> _Your assignment_
What is needed is each line of the data below that holds the string "JSON".

[Opening Dataset section]

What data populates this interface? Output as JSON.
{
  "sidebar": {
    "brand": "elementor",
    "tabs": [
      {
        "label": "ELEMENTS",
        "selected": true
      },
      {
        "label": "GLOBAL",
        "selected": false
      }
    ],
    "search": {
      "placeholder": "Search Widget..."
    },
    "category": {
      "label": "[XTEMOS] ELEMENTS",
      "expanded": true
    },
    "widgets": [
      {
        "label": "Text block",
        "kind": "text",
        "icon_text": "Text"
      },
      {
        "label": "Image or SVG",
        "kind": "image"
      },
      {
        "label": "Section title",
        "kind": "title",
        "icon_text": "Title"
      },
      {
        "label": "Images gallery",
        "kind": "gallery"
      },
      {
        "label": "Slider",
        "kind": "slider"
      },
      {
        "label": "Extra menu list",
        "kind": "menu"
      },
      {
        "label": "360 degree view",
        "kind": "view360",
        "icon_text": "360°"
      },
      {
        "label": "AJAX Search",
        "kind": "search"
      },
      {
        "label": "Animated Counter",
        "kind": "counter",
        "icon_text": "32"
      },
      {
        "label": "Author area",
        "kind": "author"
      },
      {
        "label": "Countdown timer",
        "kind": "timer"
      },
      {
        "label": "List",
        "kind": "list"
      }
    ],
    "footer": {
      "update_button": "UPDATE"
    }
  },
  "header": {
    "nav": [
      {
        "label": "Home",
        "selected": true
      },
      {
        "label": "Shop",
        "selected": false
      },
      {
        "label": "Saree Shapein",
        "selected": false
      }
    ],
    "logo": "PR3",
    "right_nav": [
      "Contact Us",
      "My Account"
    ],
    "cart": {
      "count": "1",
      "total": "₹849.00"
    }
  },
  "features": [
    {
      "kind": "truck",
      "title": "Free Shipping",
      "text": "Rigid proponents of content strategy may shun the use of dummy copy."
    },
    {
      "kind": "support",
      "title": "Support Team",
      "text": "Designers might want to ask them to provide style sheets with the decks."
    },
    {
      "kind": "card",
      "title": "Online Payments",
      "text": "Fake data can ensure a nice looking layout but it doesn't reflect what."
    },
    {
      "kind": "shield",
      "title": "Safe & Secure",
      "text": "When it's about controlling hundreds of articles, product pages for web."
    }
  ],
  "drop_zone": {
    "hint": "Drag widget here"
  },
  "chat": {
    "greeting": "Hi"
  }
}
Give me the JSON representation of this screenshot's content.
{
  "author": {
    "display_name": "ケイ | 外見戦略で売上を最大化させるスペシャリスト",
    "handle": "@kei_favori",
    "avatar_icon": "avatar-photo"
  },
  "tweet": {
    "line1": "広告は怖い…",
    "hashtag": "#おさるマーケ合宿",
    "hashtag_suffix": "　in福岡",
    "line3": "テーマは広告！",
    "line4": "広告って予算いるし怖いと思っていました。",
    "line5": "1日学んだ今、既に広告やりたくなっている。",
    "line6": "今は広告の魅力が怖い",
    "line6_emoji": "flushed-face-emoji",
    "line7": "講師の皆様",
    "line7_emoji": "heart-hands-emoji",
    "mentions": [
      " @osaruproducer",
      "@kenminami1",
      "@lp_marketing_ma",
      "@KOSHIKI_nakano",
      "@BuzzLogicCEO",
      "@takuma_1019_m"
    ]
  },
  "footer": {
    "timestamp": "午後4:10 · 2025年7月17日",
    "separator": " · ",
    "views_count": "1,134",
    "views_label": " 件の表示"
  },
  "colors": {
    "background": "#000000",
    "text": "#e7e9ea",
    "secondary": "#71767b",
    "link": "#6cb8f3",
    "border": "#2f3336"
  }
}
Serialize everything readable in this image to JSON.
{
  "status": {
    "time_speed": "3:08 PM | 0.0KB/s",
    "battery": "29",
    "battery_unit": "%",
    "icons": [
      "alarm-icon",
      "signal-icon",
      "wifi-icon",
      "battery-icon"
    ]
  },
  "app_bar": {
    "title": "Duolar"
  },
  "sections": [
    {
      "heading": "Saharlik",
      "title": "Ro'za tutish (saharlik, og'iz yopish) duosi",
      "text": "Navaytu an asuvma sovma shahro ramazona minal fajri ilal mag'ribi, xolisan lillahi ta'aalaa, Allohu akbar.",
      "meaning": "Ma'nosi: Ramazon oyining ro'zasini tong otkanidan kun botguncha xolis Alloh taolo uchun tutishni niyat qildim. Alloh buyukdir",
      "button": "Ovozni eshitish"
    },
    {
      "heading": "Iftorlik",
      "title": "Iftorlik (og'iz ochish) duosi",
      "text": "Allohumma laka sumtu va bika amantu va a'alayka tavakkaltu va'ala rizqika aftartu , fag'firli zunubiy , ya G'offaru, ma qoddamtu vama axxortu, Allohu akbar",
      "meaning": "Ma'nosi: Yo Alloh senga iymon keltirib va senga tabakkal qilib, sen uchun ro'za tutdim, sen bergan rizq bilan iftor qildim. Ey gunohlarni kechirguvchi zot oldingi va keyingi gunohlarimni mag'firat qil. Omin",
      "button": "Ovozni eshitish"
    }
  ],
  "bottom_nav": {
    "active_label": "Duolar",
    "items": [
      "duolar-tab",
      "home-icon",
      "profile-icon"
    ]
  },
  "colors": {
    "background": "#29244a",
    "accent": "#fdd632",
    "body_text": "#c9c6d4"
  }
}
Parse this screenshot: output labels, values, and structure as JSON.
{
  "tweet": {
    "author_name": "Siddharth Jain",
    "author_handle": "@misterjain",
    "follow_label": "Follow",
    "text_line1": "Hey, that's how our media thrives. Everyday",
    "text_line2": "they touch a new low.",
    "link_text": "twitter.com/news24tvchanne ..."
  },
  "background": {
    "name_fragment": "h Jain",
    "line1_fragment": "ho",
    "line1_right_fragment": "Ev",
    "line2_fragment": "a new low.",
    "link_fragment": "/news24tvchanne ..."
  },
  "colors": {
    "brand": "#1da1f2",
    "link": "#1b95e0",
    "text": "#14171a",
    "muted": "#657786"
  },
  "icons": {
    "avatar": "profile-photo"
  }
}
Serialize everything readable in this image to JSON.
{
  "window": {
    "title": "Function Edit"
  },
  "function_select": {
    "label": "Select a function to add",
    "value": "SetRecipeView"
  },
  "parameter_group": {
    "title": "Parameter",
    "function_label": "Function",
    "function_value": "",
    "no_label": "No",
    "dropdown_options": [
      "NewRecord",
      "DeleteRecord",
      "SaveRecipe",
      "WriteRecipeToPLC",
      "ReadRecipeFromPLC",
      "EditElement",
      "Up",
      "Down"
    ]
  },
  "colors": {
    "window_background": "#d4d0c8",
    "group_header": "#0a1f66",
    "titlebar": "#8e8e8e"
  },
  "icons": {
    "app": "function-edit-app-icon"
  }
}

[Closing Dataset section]

> _Result_
What data populates this interface? Output as JSON.
Give me the JSON representation of this screenshot's content.
Serialize everything readable in this image to JSON.
Parse this screenshot: output labels, values, and structure as JSON.
Serialize everything readable in this image to JSON.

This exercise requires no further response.